-- Opening Marker --

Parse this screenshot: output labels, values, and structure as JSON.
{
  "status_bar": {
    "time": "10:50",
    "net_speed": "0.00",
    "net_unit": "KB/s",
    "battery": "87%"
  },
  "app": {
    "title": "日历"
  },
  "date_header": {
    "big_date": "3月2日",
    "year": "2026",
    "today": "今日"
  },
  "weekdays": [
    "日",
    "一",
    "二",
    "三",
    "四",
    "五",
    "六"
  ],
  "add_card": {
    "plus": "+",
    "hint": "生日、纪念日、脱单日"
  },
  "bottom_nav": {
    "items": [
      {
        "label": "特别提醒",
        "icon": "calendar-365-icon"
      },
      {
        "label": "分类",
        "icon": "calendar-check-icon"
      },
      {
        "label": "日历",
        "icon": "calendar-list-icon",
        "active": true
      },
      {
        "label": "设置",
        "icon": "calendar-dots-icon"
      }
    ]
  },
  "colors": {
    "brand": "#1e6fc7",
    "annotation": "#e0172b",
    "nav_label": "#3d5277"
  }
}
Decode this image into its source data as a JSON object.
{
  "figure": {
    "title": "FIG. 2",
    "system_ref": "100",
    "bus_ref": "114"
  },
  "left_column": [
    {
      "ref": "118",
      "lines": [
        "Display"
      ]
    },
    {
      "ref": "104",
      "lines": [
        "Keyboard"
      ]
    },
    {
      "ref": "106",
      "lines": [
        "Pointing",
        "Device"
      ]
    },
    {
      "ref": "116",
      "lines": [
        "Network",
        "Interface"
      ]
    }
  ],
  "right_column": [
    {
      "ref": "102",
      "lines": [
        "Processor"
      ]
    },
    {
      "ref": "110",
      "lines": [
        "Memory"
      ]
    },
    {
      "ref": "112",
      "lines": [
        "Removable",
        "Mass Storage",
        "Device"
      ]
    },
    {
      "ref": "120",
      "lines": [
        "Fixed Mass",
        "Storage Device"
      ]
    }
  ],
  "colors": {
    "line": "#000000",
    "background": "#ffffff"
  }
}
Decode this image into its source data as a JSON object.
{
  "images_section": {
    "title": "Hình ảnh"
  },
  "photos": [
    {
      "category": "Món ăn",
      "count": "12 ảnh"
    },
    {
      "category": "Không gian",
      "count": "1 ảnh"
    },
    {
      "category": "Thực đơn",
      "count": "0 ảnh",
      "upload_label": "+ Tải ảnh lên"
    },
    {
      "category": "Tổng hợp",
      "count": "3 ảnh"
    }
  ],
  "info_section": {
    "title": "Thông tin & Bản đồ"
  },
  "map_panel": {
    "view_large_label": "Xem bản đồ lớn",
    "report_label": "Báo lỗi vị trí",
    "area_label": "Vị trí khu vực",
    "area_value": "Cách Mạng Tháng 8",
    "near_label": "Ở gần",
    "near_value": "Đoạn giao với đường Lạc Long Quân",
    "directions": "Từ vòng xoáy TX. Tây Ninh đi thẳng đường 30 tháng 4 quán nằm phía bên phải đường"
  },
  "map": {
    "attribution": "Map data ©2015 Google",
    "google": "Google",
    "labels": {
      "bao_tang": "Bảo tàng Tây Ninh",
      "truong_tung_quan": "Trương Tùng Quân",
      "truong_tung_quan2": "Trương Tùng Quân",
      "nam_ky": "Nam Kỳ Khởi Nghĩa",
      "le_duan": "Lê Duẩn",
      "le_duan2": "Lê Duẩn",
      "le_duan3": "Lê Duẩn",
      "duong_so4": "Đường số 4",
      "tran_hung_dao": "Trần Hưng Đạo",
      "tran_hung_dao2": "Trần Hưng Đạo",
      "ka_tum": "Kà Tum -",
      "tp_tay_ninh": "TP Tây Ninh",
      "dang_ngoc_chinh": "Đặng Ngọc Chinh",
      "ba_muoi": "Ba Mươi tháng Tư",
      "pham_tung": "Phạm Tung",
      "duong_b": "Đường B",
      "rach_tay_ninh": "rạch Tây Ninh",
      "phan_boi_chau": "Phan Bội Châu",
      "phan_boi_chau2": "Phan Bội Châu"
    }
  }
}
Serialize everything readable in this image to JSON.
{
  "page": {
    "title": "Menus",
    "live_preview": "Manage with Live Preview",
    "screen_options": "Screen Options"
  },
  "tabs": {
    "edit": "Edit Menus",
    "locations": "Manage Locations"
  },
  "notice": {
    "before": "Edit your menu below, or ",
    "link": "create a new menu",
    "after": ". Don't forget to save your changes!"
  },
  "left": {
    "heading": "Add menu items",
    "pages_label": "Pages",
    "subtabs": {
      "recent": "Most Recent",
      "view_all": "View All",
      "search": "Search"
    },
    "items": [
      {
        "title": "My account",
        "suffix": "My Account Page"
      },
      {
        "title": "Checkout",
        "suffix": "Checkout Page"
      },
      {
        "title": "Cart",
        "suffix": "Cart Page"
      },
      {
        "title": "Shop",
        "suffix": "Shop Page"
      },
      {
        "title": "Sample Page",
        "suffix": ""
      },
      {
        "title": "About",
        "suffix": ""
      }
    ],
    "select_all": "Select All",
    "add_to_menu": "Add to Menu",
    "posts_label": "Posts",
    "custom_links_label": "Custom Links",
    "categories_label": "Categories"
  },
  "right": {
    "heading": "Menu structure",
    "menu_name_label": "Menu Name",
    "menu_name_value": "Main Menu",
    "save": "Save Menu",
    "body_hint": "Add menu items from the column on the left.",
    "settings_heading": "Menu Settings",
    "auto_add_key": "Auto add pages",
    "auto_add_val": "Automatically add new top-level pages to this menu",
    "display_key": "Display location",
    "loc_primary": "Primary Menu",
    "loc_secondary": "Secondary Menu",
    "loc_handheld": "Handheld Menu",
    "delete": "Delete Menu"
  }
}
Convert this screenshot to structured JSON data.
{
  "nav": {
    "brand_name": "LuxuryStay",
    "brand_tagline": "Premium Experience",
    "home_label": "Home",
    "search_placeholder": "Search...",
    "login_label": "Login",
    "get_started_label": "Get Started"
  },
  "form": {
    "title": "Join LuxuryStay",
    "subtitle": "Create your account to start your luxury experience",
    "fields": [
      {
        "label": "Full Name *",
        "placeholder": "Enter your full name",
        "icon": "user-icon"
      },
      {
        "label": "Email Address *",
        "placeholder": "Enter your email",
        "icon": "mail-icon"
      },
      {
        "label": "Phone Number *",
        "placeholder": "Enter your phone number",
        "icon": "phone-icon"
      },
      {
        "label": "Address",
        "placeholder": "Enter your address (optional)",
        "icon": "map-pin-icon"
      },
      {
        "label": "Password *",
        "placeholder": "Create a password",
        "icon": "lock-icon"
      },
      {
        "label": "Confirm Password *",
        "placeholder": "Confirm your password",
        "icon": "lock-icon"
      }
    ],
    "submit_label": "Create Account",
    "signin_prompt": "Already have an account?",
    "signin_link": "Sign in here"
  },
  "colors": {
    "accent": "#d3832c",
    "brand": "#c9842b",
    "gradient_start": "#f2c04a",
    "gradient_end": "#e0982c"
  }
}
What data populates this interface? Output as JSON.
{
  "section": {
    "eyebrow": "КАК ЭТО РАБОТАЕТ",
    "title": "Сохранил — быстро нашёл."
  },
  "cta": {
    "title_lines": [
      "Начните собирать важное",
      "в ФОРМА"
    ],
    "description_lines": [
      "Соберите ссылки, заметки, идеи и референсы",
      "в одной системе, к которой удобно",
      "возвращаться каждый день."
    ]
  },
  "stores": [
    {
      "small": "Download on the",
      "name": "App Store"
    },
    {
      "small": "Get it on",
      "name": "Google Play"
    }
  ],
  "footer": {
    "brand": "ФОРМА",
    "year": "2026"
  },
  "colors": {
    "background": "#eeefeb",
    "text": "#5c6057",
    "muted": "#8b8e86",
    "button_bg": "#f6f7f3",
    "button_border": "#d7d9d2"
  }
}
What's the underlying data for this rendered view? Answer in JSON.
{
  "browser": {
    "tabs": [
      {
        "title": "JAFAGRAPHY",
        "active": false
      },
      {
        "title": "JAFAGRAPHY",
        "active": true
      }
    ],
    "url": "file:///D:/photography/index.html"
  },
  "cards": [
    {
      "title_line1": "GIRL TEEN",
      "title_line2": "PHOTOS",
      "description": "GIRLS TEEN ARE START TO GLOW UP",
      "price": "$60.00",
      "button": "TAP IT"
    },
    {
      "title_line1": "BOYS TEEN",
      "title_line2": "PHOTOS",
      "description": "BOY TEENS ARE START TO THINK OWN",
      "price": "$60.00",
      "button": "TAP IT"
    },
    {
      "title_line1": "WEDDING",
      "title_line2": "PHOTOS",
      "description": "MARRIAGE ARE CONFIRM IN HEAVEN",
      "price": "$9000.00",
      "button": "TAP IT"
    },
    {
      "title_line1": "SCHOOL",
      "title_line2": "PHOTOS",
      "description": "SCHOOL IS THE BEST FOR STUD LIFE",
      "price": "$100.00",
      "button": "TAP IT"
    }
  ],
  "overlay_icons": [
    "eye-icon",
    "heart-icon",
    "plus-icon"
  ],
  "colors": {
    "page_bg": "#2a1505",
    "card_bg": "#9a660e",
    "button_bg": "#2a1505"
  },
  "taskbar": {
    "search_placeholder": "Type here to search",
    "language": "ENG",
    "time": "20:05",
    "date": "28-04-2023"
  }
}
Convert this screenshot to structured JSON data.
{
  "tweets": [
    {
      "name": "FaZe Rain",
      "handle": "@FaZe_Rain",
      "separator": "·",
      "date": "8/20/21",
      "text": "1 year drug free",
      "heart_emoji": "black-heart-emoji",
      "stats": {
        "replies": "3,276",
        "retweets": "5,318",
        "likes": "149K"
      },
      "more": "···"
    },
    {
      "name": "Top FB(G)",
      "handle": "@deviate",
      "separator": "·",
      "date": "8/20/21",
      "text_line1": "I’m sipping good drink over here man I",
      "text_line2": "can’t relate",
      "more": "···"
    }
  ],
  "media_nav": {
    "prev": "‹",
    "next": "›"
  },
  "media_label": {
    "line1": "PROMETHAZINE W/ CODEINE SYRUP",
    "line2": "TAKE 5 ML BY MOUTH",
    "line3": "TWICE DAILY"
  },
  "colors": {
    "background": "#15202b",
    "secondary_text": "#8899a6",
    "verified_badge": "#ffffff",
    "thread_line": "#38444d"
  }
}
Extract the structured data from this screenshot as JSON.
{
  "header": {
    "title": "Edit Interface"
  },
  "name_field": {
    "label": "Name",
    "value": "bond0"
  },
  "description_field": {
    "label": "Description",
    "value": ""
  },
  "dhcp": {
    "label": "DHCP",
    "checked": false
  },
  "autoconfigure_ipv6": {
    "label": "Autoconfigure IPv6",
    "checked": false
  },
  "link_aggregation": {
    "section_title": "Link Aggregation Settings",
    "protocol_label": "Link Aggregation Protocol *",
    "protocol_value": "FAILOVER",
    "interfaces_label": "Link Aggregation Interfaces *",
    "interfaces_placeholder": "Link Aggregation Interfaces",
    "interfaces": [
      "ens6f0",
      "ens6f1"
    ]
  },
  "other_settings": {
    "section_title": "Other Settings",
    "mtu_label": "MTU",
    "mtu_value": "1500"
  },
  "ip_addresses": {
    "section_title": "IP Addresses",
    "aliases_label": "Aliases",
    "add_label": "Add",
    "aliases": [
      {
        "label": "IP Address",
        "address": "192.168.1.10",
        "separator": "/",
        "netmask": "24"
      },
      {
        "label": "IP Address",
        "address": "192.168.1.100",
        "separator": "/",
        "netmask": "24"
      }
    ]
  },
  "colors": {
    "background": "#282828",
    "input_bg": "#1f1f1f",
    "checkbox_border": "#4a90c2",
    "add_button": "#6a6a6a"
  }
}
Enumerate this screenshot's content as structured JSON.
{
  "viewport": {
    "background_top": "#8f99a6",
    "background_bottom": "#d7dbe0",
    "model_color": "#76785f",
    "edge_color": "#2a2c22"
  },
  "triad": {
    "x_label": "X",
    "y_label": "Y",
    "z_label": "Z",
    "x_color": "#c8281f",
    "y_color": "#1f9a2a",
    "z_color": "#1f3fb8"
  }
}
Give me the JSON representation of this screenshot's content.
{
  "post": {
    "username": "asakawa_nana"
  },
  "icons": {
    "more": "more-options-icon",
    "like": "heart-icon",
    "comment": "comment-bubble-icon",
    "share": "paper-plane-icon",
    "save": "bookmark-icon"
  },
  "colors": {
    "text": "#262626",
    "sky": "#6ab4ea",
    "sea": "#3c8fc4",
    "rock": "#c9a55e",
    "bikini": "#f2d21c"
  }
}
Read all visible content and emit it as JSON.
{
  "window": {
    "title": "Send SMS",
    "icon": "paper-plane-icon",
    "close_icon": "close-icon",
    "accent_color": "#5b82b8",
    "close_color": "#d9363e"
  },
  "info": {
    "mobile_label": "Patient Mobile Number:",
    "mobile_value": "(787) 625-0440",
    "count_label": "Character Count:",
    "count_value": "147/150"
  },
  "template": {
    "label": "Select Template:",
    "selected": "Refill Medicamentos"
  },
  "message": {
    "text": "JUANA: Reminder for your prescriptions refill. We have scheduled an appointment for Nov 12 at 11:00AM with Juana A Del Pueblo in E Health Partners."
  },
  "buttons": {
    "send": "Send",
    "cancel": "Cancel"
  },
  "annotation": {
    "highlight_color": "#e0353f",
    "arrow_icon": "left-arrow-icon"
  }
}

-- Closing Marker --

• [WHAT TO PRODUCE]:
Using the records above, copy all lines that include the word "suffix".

• [ANSWER TO THE EXERCISE]:
        "suffix": "My Account Page"
        "suffix": "Checkout Page"
        "suffix": "Cart Page"
        "suffix": "Shop Page"
        "suffix": ""
        "suffix": ""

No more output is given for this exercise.